On September 21, 2015, the U.S. Preventive Services Task Force posted the final recommendation statement and evidence summary on behavioral and pharmacotherapy interventions for commercial tobacco smoking cessation in adults, including pregnant women—an update to previous 2009 recommendations.
The Task Force recommends that clinicians ask all adults, including pregnant women, about tobacco use, advise them to quit if they do, and provide interventions to help them quit. (Grade A Recommendation)
Specific intervention recommendations:
- For adults who smoke, including pregnant women, the Task Force recommends behavioral interventions, such as counseling, to help them quit. (Grade A Recommendation)

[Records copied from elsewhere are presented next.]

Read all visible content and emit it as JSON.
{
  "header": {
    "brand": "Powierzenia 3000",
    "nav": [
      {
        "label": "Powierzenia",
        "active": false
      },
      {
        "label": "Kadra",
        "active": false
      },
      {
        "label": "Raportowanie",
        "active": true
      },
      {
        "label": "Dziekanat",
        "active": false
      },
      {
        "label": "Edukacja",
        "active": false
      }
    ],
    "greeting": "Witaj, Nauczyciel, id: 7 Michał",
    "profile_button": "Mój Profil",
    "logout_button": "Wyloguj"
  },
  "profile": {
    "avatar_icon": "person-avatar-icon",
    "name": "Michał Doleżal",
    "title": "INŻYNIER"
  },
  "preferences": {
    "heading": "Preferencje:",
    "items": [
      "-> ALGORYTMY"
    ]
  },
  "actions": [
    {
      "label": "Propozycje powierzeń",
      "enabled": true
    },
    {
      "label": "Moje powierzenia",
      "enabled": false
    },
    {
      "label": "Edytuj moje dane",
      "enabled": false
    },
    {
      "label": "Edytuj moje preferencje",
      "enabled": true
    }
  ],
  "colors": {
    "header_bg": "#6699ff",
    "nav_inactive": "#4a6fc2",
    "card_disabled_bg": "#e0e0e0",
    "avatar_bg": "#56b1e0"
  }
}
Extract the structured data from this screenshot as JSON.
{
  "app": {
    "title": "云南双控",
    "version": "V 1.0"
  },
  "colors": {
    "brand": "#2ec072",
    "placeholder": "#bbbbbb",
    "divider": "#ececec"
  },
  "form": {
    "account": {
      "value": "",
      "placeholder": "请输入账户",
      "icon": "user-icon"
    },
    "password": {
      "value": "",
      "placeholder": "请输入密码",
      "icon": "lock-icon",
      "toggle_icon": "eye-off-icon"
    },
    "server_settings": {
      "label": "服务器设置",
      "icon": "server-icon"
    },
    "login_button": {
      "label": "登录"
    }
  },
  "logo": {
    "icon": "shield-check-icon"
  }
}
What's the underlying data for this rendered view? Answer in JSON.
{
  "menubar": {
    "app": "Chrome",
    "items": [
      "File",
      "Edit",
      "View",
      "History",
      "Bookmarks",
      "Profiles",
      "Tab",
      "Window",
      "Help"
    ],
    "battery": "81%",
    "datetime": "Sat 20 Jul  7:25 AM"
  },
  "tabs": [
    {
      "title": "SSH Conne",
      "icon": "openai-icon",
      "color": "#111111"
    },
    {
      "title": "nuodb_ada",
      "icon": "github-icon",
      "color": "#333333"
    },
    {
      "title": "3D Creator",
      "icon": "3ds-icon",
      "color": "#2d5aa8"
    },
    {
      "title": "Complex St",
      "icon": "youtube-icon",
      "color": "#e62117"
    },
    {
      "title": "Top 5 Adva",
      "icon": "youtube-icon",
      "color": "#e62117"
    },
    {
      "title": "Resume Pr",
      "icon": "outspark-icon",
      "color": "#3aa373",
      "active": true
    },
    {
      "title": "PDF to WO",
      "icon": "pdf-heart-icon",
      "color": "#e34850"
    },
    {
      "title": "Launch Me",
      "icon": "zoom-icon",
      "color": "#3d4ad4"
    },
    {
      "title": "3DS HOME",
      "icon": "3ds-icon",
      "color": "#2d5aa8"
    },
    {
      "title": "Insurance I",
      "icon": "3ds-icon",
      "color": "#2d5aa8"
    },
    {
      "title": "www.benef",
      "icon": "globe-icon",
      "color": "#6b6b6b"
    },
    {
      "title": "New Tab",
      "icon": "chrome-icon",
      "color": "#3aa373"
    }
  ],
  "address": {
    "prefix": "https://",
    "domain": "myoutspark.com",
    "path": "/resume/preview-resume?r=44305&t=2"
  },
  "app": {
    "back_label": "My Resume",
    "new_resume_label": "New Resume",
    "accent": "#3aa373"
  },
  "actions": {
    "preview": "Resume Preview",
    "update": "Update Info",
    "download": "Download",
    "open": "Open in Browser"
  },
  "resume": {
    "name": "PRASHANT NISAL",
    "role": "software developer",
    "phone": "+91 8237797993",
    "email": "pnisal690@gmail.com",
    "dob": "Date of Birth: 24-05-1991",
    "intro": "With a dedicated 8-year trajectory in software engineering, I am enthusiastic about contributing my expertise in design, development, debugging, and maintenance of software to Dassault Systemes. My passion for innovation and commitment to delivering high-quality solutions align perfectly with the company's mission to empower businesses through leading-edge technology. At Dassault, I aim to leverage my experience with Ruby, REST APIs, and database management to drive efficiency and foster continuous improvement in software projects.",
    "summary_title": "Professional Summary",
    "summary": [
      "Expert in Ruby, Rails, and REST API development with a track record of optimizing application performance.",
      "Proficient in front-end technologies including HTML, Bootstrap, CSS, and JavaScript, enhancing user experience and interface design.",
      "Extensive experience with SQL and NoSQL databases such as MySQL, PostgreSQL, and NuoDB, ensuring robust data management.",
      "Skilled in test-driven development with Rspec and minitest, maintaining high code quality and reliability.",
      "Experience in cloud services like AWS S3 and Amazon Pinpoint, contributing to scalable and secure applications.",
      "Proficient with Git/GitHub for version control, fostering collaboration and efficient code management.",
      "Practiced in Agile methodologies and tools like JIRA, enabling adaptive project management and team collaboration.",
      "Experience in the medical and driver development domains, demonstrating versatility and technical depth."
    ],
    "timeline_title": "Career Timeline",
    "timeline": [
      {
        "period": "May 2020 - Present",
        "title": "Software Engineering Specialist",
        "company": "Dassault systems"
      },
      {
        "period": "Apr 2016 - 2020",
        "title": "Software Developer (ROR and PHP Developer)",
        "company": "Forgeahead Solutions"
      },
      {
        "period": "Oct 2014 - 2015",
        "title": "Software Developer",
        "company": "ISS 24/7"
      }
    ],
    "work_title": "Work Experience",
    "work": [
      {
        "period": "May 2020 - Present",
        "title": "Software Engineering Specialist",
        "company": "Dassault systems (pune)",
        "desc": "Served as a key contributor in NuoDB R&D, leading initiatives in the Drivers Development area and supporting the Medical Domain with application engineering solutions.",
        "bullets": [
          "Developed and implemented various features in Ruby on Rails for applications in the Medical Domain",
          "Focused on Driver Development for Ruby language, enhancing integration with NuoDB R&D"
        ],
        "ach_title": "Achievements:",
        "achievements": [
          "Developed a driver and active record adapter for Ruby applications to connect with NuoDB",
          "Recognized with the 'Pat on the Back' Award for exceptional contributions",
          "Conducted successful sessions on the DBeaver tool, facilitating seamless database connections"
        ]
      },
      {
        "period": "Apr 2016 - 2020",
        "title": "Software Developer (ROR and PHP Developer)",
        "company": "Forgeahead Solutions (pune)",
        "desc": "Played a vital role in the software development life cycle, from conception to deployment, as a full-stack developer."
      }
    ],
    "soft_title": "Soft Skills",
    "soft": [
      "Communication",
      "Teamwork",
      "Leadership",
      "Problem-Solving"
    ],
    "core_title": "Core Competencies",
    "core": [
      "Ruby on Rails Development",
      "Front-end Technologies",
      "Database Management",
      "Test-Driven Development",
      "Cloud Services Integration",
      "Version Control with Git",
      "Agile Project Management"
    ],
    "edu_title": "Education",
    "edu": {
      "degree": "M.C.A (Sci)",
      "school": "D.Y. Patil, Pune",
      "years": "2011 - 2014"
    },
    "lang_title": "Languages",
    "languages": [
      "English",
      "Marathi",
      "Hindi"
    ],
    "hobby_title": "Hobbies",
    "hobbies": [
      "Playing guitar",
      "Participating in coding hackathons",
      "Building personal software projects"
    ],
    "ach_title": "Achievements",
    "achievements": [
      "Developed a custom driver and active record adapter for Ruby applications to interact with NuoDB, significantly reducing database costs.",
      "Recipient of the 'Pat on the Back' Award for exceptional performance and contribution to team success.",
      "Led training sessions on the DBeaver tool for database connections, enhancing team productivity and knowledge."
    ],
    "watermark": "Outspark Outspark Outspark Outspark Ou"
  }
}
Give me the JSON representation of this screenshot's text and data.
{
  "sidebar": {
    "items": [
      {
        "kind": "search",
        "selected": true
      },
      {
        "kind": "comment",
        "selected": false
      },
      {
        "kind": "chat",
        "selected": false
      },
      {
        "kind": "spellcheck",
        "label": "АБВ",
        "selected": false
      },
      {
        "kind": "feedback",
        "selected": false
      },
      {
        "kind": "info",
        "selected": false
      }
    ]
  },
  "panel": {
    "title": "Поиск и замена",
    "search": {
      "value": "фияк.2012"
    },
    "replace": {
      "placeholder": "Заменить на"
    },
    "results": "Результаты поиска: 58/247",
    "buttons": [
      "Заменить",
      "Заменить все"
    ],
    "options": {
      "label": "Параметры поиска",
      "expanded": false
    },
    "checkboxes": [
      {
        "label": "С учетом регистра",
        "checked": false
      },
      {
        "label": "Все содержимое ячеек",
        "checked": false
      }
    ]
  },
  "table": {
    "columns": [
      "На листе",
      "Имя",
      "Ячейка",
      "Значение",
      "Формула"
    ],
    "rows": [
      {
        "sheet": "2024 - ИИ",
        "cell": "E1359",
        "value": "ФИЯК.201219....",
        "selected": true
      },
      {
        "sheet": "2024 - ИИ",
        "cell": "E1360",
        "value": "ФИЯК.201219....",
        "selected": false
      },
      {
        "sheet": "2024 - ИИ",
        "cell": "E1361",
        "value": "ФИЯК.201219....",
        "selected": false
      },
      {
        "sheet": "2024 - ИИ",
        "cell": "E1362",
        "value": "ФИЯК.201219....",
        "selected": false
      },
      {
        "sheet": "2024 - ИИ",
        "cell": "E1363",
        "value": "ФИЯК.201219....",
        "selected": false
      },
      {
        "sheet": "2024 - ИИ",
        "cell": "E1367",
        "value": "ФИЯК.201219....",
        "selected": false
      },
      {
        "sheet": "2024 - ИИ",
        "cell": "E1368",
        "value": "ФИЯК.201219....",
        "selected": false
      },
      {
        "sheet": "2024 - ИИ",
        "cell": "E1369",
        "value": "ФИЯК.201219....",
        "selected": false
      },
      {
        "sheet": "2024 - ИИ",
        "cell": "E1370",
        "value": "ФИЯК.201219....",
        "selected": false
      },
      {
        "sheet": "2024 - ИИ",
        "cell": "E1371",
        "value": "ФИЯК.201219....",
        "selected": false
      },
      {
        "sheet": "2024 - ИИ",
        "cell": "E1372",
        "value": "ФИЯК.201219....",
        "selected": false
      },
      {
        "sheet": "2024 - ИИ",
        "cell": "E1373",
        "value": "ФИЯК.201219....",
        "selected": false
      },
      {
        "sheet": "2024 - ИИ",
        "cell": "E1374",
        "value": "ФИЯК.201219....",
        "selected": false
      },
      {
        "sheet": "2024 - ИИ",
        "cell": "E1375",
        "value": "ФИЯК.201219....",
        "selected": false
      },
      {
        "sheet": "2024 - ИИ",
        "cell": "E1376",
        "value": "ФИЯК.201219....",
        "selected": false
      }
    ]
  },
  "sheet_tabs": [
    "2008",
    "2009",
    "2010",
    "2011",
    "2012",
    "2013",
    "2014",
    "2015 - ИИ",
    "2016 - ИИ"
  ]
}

- For adults who are not pregnant, the Task Force also recommends U.S. Food and Drug Administration (FDA)-approved smoking cessation medications. (Grade A Recommendation)
- Importantly, these guidelines uphold the recommendation that combinations of both behavioral interventions and medication are the most effective recommended treatment for non-pregnant adults.
There was not enough evidence for the Task Force to recommend in favor of or against the use of e-cigarettes for smoking cessation in adults, including pregnant women, or in favor of or against the use of medications to help pregnant women stop smoking. More research is needed on these interventions. Fortunately, doctors and other clinicians have a choice of many other interventions they may provide that have been proven to be effective.